INSTRUCTIONS FOR THE TASK: From the entries that follow, report every line in which "arrow" occurs.

SOURCE MATERIAL:
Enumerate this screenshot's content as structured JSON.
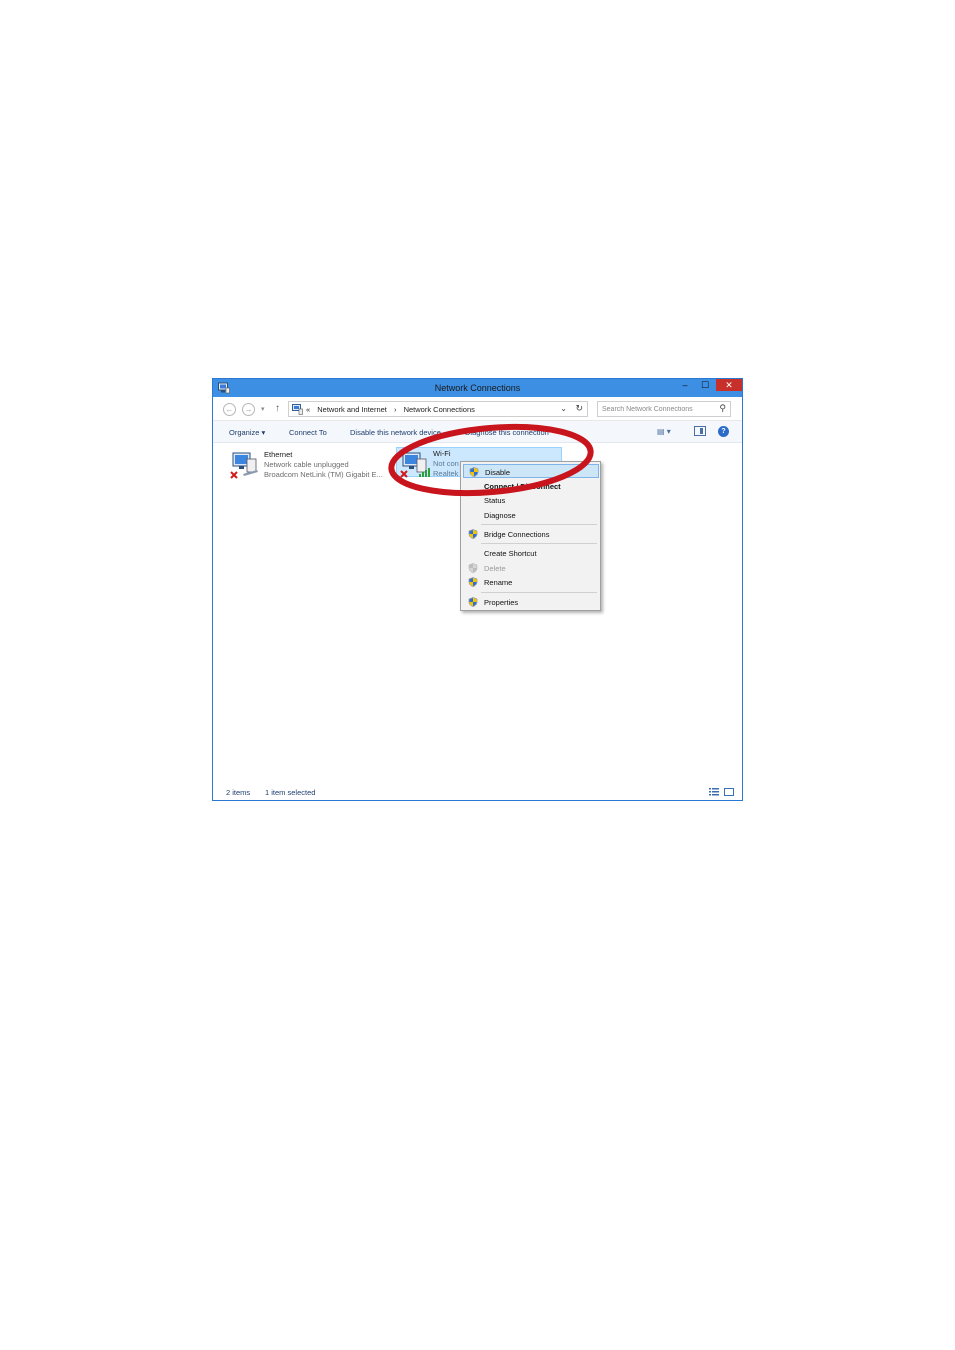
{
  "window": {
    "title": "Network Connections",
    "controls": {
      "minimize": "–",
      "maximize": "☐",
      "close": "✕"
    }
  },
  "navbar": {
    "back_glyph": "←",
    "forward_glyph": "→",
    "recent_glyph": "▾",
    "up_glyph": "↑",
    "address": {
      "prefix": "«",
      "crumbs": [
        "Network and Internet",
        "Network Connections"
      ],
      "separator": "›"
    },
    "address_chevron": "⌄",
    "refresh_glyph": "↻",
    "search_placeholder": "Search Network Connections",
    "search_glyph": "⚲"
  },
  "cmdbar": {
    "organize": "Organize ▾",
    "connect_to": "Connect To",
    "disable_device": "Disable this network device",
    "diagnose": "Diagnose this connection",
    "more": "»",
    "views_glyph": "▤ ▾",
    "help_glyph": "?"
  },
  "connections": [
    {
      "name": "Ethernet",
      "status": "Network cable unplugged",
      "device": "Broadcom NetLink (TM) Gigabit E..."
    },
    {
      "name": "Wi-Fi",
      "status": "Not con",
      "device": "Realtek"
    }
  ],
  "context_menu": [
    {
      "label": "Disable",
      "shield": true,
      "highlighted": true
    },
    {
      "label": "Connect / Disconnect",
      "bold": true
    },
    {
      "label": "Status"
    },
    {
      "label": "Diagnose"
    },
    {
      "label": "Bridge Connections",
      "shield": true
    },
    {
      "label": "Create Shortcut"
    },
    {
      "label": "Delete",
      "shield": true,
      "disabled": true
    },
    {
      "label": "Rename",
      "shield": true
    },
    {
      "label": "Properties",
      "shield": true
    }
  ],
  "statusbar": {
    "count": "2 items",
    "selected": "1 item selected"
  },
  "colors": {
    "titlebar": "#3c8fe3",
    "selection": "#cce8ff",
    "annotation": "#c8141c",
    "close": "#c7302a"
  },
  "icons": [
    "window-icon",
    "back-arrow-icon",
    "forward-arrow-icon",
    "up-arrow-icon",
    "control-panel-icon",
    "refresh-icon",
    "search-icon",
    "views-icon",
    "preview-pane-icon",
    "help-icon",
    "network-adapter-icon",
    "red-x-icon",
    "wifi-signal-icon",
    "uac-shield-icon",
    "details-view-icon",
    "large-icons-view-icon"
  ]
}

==

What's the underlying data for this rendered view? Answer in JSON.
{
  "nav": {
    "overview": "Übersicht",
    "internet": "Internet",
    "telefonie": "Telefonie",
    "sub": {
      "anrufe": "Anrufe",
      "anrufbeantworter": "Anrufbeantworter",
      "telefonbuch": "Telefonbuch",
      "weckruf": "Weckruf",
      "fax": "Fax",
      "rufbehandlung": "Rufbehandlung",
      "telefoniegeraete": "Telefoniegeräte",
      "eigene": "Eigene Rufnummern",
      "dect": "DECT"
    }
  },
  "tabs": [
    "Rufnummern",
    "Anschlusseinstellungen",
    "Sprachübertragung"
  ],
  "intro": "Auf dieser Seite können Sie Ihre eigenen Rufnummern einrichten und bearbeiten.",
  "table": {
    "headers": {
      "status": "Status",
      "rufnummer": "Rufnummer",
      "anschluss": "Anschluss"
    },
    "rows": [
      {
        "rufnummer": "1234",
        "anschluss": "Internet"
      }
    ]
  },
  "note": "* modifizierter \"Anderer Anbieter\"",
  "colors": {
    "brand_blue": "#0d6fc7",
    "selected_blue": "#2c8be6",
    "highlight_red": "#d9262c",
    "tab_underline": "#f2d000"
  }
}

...

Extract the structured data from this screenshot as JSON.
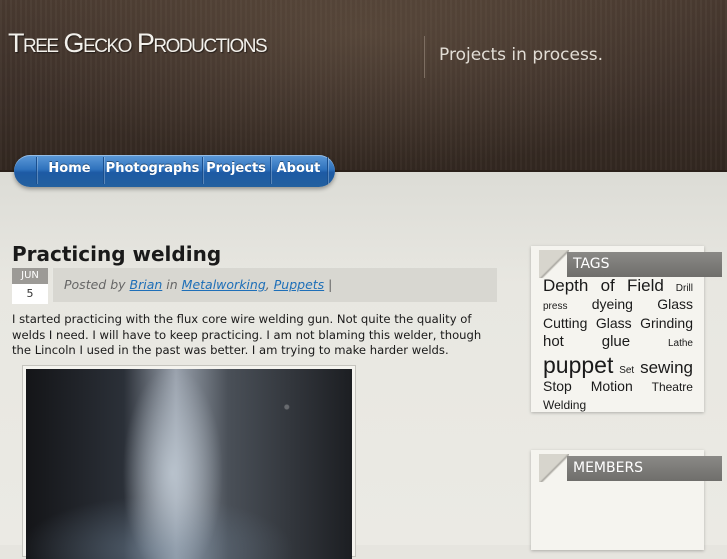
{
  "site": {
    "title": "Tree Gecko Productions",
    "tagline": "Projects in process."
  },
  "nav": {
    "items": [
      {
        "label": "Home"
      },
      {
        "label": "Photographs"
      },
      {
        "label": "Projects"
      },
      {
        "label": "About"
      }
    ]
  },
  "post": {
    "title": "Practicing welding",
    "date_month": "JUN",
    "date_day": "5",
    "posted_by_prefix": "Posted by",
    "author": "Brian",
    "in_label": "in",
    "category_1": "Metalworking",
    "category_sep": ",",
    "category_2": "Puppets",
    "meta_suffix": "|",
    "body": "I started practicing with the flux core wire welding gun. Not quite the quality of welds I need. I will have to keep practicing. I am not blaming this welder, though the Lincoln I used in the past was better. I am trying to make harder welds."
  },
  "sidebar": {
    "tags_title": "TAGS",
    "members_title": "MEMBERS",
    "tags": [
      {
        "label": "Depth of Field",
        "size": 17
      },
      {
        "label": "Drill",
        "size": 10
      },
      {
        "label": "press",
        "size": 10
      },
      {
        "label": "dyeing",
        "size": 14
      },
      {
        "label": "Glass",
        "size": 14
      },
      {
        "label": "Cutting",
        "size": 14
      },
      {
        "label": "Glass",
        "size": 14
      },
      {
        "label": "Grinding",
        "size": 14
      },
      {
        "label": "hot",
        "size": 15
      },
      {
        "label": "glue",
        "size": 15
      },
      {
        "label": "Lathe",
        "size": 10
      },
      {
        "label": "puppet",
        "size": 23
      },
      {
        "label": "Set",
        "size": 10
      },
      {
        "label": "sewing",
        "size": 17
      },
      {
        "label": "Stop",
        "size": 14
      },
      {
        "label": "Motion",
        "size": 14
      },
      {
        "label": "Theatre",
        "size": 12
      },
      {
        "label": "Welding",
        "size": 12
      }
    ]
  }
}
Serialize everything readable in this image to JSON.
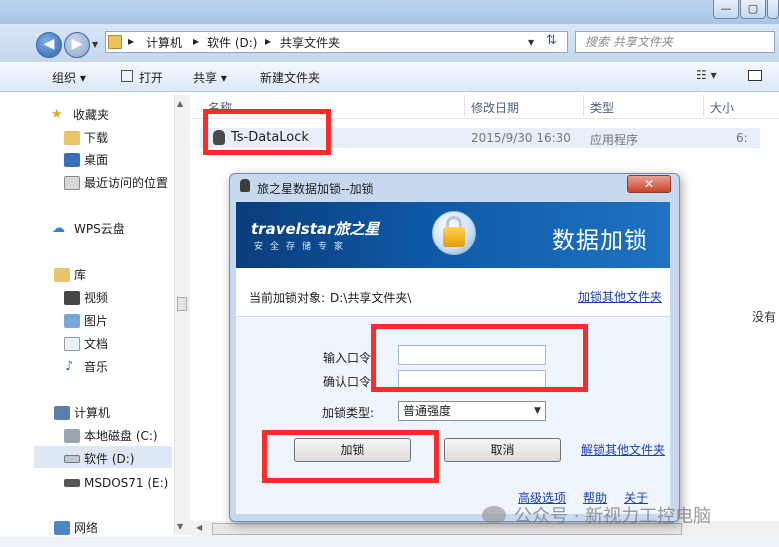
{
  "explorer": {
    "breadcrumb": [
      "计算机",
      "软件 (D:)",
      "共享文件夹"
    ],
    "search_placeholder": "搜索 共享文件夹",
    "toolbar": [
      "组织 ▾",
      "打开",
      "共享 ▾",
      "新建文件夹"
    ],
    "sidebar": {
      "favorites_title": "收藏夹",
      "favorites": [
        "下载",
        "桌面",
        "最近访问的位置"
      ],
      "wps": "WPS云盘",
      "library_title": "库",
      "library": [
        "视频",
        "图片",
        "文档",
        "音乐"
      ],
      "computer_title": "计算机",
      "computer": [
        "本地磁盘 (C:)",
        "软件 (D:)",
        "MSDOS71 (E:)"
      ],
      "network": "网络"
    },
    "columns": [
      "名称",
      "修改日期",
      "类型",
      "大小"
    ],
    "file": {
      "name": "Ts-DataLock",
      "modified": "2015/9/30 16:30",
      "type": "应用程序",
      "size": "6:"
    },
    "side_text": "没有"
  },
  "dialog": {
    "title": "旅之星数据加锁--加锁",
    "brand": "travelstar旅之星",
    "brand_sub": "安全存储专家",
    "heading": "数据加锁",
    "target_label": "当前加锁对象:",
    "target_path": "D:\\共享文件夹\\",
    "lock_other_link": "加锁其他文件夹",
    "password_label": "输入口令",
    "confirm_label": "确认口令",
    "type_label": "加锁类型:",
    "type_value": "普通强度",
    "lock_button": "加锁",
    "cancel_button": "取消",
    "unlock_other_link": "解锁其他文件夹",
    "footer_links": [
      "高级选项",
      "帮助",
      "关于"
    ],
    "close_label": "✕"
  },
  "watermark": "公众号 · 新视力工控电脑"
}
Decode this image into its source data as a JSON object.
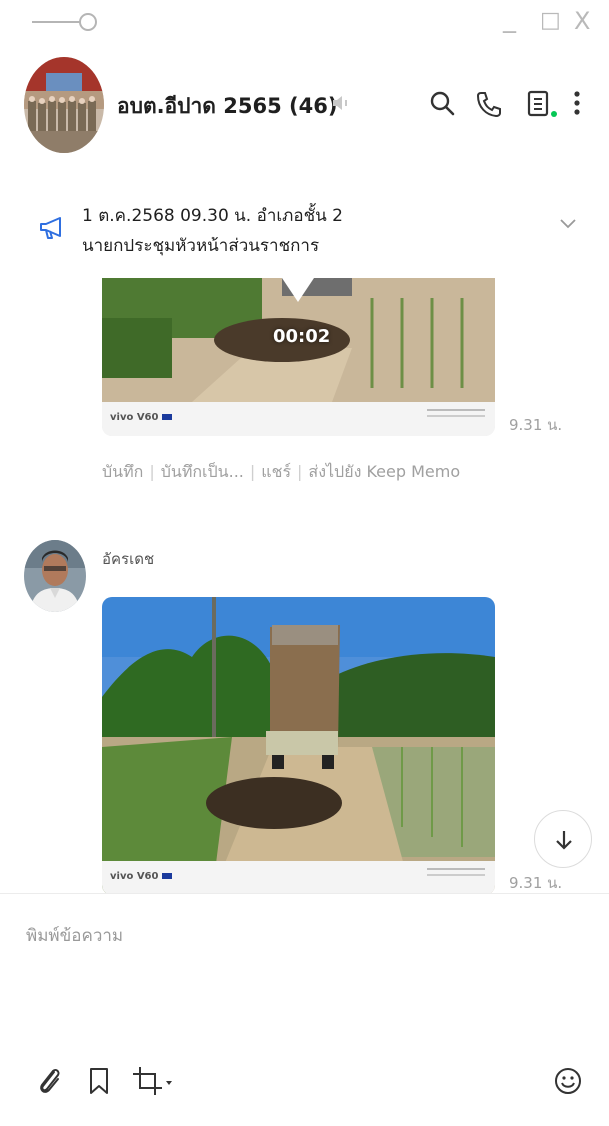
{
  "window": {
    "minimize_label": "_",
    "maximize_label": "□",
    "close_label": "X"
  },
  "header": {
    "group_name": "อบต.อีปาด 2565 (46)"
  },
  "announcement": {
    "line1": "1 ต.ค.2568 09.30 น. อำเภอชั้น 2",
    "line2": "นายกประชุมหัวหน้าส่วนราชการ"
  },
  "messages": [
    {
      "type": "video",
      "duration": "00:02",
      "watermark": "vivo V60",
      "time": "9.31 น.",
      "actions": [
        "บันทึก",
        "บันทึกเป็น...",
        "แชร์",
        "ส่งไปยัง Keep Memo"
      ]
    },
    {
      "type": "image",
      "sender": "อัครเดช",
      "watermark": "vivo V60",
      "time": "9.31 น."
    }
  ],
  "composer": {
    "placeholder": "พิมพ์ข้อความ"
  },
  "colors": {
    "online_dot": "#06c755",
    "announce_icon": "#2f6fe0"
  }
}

ANSWER FOR THIS EXERCISE:
    "back-arrow-icon",
    "forward-arrow-icon",
    "up-arrow-icon",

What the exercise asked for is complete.